In England, national fervor swept the nation as their team exceeded expectations. In Spain, accustomed to soccer success and recent winners of the tournament, there was mild interest but an air of indifference. In Northern Ireland, the population is enjoying the spectacle but is not emotionally invested.
But there was a common thread in all three places, in that the mood of the country was reflected in the pubs. Everyone following the match was, more or less, feeling the same thing and reacting to events on the TV screen the same way. It’s not like that when you go to watch the competition in New Orleans, unless of course Team USA is playing.
The customers in an American soccer bar are nearly always divided to some degree, half rooting for Germany and half for Argentina, for instance. Sometimes one set of supporters may heavily outnumber the other, but there is still a division: after all, we are a nation built on immigration. In a bar in Dublin, the capital of Ireland, I had the nearest experience to what it is like to see a contest in an Irish pub in the Crescent City.
I went to see the quarterfinal between Brazil and Belgium. At kickoff there were six or seven Brazilian fans, wearing the famous yellow shirt and singing along to their national anthem. As the match went on, latecomers doubled the group. One carried a corgi dog, though I never asked which side it was rooting for.

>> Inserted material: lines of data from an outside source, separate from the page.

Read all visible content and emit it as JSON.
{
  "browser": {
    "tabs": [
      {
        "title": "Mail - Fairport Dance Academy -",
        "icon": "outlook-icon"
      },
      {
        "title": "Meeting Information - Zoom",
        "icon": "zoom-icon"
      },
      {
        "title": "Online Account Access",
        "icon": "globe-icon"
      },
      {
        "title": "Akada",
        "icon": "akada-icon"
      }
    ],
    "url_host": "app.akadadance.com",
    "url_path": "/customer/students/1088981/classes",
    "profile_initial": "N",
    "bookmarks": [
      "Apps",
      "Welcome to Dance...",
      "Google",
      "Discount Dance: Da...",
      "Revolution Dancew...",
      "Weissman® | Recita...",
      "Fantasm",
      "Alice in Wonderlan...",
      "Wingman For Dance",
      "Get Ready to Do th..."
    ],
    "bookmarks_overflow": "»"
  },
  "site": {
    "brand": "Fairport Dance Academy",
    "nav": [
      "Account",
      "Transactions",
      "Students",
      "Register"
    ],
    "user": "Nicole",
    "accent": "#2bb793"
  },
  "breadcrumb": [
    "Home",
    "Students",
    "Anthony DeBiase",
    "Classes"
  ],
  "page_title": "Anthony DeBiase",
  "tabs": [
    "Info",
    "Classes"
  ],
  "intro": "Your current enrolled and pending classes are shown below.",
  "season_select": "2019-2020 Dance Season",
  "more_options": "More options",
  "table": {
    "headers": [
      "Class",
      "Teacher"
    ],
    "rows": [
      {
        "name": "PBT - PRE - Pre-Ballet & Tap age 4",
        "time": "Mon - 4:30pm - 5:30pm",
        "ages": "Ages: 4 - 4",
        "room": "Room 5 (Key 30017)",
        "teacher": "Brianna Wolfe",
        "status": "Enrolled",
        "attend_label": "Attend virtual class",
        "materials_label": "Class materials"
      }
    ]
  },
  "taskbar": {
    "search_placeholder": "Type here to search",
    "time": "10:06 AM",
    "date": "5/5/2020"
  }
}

There was no sign of any Belgian fans, but when the Europeans took the lead, the drinker behind me jumped up, yelled, and punched the air. He was with a couple of friends who appeared pleased, though less excited. I knew from his accent and his clothes that he was Irish, so I reckon his behavior was motivated by one of three things.
Perhaps he was simply being antagonistic towards the Brazilians. It’s possible, but I don’t think it was the case. His outpouring of joy at both the Red Devils’ goals seemed genuine, rather than being manufactured for a bit of good-natured banter.
Or maybe he was a genuine diehard fan with a strong tie to the country.
My guess is neither of these reasons. I think he probably had a bet on Belgium to win.
The Irish, on both sides of the border, love a wager. After living in Louisiana for 14 years, I had forgotten how prevalent betting is on the island. There are gambling stores on every high street, and bookmaking businesses advertise incessantly in the media and in print.
In nearly every conversation I’ve had about the World Cup over here, at some point betting odds are mentioned: “My mate has 10 pounds on France to lift the trophy" … "I backed Harry Kane to win the Golden Boot" … "Uruguay’s loss cost me 150 euros.”
My friends and relatives maintain it gives them an interest in games they would otherwise not care about, and most people I know only risk the equivalent of a few dollars. But it’s part of the soccer culture I had forgotten about until I returned to Europe for this tournament.
I was in a different bar the following night for the last quarterfinal when Croatia defeated Russia. Ironically, I sat next to six tourists from Michigan, one of whom was a keen soccer fan showing a greater interest in the match than the Irish patrons.
The contest was tied after extra time and went to penalty kicks. I said I fancied Croatia, while my cousin said he was sure Russia would win. So we bet on it. I won.
When in Rome. Or in this case, when in Dublin...